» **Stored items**
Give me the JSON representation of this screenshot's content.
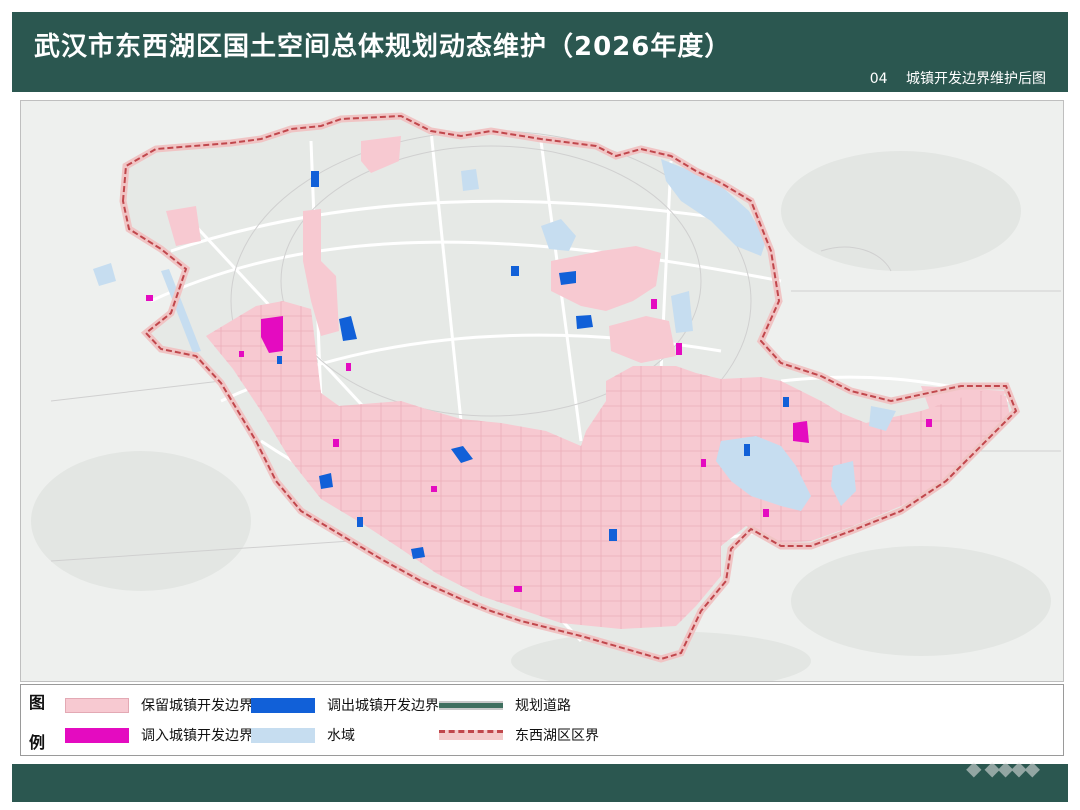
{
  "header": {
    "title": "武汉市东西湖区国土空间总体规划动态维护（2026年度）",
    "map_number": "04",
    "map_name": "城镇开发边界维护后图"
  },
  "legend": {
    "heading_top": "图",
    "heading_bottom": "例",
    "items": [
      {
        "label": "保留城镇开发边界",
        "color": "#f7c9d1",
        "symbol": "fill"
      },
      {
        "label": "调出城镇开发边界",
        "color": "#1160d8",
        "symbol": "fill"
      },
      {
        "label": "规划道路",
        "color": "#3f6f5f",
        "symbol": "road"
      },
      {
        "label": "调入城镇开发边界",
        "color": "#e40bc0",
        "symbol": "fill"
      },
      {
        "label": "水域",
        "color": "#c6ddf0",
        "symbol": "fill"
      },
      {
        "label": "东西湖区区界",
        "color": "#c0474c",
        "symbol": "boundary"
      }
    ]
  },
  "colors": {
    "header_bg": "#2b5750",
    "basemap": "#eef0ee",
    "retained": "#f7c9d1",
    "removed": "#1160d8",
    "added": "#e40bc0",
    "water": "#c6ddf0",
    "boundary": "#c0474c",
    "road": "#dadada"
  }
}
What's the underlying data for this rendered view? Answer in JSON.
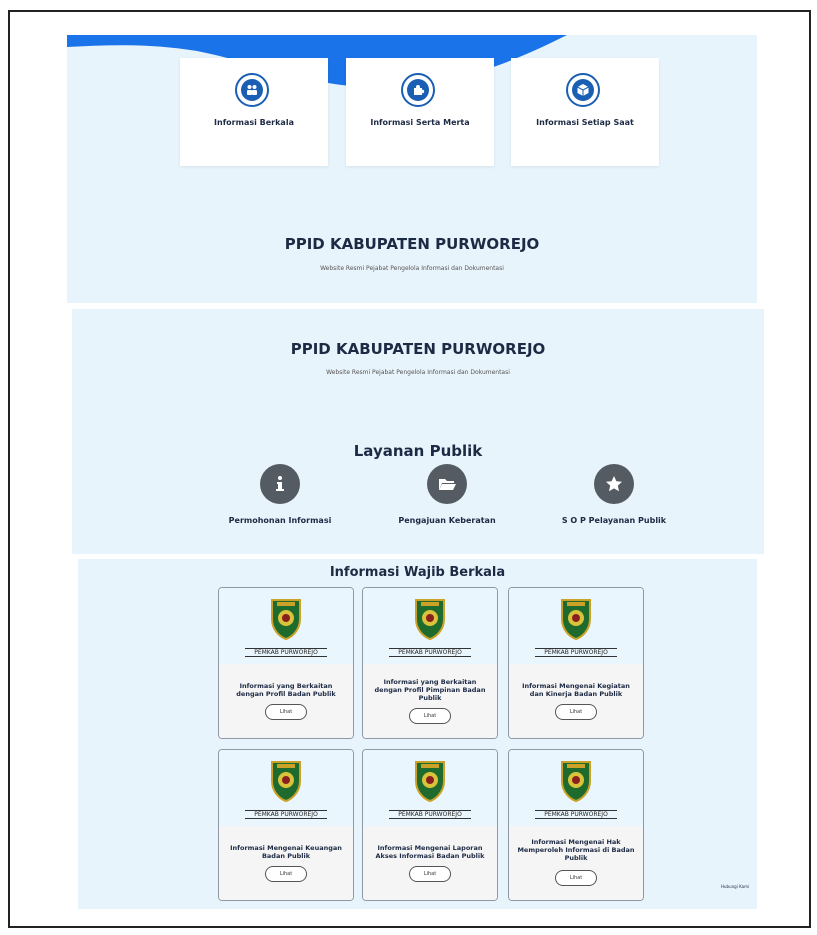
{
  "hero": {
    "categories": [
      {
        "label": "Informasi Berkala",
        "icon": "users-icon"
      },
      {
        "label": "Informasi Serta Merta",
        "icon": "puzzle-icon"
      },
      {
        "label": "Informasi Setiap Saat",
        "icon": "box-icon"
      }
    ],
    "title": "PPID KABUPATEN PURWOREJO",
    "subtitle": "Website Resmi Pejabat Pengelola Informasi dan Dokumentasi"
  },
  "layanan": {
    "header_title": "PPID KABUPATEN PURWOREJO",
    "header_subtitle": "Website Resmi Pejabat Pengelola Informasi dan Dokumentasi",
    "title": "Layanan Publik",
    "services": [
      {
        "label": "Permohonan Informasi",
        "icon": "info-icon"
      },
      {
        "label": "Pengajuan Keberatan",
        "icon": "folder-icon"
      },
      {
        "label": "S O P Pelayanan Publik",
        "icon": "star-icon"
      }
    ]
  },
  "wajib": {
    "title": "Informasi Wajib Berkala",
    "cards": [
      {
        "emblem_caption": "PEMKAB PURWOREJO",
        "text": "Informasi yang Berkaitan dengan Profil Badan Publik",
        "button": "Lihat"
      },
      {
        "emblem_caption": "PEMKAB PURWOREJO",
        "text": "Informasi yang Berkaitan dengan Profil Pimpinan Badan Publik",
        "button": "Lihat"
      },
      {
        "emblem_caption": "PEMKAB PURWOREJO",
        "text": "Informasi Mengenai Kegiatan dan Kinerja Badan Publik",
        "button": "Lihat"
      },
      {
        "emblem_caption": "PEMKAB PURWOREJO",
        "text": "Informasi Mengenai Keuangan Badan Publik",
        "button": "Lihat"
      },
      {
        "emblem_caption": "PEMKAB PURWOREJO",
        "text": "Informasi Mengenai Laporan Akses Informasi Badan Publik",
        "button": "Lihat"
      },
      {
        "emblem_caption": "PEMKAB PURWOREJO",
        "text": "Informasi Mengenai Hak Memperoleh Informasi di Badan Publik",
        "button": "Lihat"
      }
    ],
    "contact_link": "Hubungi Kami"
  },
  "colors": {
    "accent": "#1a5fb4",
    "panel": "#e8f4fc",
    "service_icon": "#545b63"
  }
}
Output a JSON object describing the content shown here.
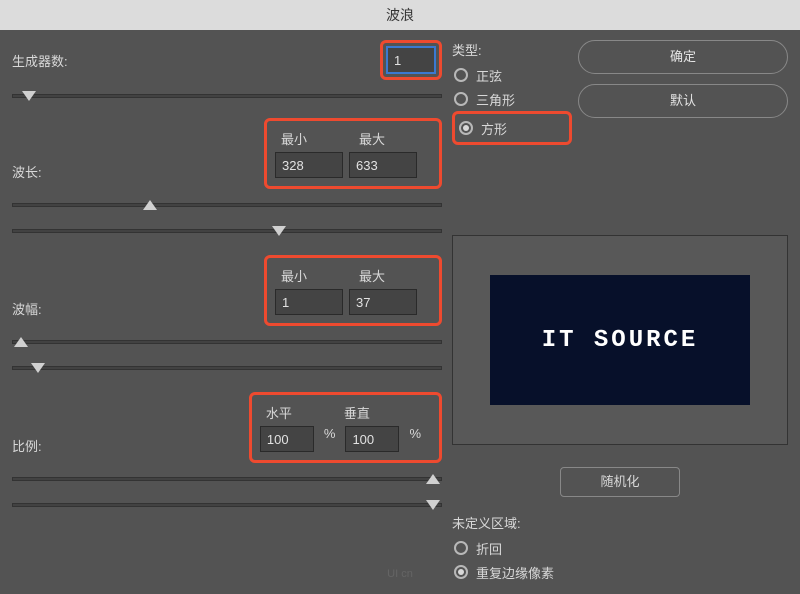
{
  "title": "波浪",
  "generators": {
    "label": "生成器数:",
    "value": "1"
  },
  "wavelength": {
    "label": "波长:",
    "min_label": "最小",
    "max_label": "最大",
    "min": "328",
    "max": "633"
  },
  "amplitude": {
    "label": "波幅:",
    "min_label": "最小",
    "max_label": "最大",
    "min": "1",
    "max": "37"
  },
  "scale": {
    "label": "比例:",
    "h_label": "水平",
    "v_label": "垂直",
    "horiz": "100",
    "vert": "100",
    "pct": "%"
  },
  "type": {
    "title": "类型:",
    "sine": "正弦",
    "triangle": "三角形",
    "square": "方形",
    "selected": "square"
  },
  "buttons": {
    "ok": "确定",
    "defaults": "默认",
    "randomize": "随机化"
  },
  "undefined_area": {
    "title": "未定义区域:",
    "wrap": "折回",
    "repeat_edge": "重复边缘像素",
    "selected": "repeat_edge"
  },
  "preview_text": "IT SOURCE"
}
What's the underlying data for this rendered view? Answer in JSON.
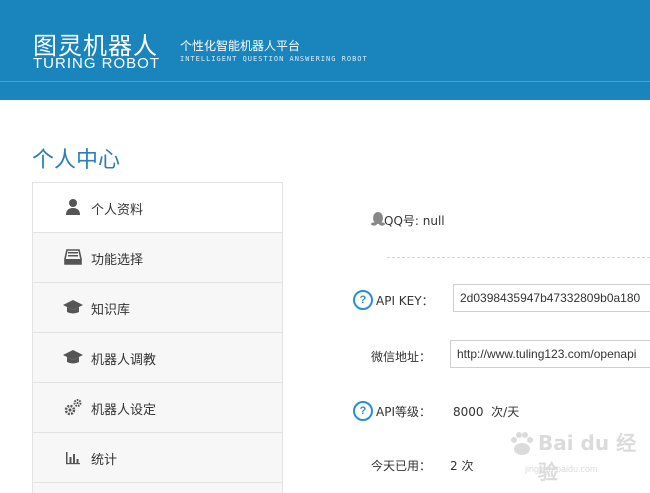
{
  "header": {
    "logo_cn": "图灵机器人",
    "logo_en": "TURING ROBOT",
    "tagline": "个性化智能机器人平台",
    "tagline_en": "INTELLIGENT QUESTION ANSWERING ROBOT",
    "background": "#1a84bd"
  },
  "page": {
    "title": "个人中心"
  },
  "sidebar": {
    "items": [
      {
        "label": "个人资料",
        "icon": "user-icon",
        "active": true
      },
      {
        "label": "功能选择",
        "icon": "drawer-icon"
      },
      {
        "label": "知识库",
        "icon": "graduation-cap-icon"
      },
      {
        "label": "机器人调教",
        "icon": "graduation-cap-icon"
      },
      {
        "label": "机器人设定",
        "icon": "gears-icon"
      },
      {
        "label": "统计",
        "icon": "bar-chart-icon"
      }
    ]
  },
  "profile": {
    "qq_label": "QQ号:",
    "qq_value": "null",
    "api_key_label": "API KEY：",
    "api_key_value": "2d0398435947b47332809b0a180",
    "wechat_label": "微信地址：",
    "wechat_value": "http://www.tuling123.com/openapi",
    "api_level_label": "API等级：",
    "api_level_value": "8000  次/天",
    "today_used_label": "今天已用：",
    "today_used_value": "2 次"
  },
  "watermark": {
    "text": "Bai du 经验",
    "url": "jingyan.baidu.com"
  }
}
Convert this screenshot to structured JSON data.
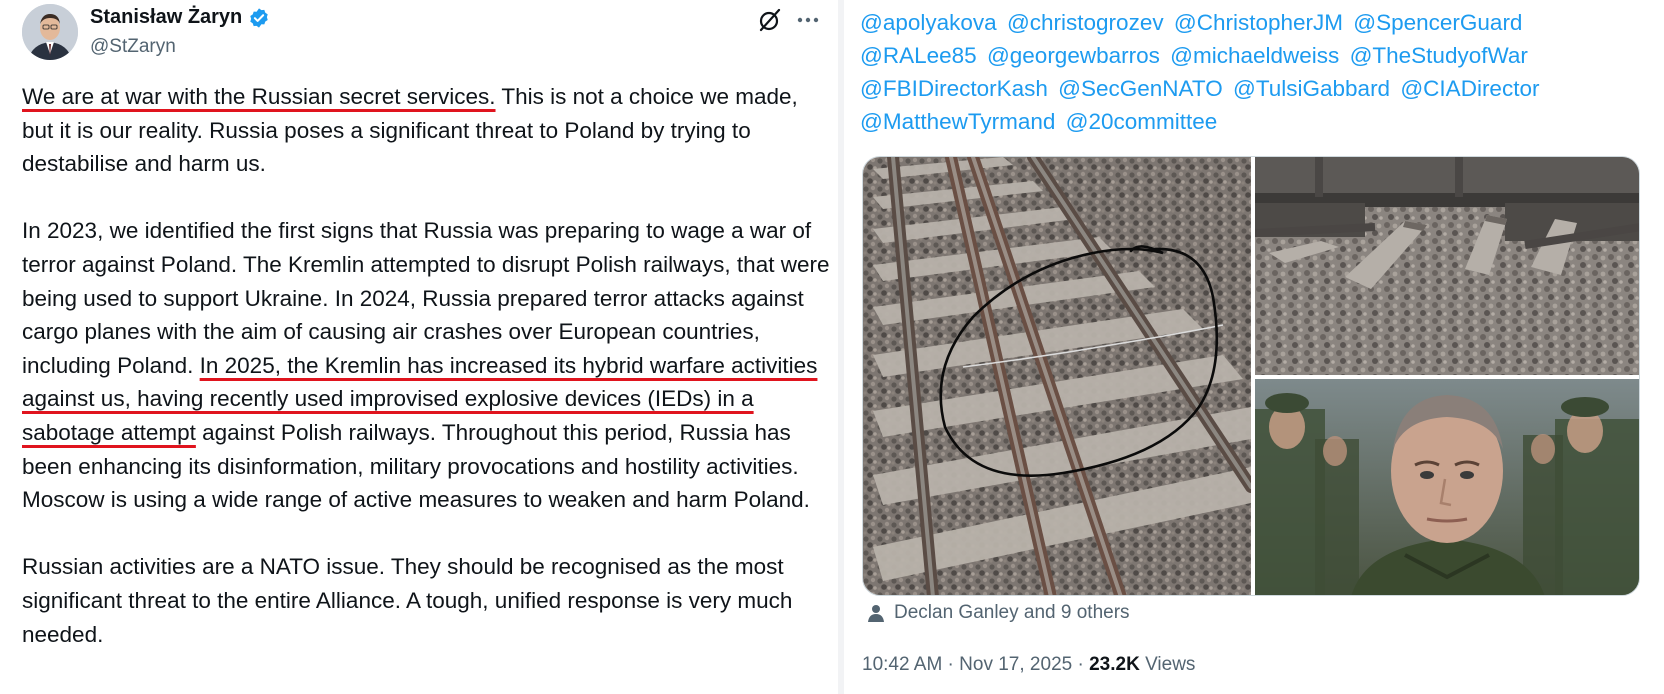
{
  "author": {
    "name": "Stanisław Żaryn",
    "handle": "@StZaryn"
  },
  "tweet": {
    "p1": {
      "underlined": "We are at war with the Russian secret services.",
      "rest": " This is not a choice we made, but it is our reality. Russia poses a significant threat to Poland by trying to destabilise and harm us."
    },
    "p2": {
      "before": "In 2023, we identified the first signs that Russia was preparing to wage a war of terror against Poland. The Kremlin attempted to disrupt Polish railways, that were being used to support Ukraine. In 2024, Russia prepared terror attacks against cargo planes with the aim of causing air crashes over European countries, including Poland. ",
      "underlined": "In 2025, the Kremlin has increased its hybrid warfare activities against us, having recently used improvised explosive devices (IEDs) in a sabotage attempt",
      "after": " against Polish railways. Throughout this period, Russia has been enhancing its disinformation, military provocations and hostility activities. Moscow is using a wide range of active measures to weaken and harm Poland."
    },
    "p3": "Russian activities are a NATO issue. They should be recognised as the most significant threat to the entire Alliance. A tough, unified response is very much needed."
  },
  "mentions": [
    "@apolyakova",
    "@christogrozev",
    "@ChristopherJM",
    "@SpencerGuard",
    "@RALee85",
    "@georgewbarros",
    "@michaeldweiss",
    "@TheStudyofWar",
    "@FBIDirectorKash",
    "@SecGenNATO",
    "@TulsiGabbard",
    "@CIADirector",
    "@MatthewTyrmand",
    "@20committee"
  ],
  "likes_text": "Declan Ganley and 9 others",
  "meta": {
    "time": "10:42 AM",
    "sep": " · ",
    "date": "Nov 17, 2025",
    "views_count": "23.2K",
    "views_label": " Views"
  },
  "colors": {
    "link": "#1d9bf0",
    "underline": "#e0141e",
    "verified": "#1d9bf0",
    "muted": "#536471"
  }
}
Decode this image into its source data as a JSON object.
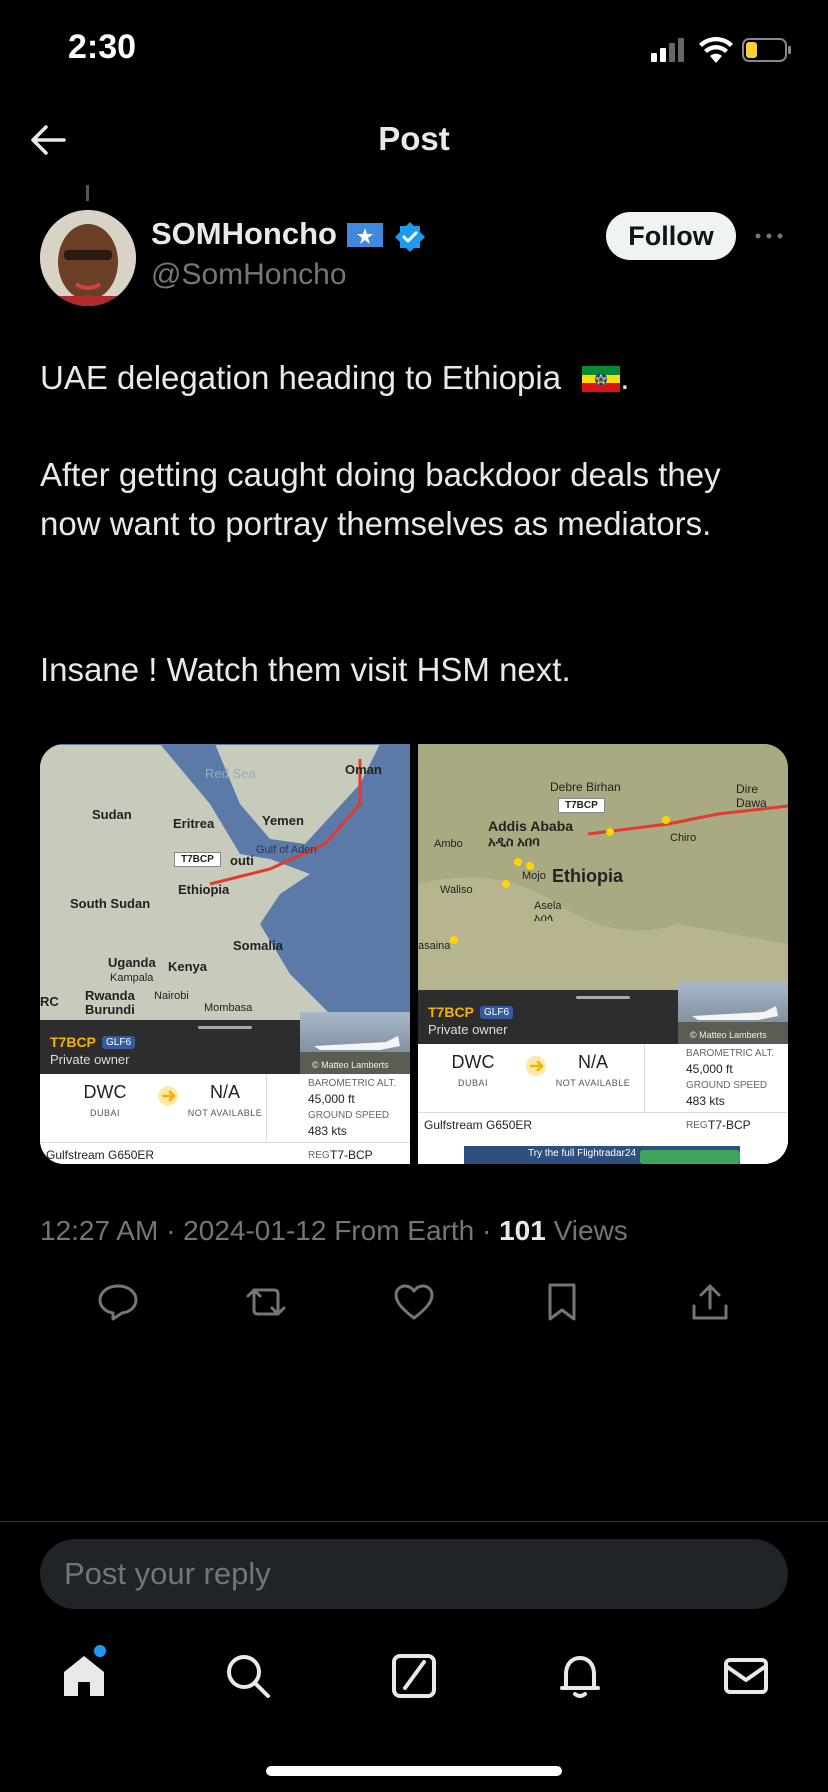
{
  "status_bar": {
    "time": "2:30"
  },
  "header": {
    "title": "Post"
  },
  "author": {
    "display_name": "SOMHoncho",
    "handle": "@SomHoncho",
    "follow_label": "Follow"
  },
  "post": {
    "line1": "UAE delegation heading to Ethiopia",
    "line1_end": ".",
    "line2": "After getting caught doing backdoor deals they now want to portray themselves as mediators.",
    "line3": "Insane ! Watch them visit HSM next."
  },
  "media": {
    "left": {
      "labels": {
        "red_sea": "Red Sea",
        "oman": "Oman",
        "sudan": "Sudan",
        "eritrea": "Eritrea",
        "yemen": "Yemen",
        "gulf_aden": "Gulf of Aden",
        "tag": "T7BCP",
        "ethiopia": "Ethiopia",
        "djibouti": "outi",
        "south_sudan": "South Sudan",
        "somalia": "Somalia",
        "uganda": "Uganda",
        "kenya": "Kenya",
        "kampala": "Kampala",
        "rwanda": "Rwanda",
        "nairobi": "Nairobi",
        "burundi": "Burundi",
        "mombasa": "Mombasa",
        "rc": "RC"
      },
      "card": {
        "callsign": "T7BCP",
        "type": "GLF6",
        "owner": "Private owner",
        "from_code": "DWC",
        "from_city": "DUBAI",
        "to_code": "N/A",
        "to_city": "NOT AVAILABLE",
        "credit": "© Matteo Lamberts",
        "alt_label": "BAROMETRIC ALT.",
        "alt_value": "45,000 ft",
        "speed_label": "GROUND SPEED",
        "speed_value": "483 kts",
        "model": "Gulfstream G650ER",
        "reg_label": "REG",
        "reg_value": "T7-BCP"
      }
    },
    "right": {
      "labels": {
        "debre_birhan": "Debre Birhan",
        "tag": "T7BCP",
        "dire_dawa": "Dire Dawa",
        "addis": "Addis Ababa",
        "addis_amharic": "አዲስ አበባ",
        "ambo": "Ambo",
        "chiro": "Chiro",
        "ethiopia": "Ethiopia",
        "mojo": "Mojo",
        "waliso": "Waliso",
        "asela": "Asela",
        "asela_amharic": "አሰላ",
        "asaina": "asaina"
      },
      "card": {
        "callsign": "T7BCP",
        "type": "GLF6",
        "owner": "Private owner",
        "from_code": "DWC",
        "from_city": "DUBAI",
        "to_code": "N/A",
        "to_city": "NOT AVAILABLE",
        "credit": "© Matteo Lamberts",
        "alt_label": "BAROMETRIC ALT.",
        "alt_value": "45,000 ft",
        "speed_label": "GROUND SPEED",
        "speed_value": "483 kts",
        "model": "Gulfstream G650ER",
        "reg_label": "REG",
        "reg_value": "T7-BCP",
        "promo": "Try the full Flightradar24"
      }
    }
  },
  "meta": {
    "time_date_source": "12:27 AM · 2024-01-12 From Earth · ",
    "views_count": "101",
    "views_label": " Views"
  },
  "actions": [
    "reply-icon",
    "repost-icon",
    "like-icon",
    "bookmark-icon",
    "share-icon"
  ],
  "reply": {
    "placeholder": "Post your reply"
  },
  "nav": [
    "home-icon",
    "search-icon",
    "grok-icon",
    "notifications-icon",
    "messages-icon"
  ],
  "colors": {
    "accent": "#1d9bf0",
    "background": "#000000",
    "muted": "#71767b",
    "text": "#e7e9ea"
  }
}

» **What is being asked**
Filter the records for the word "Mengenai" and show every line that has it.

» **Result of the task**
        "text": "Informasi Mengenai Kegiatan dan Kinerja Badan Publik",
        "text": "Informasi Mengenai Keuangan Badan Publik",
        "text": "Informasi Mengenai Laporan Akses Informasi Badan Publik",
        "text": "Informasi Mengenai Hak Memperoleh Informasi di Badan Publik",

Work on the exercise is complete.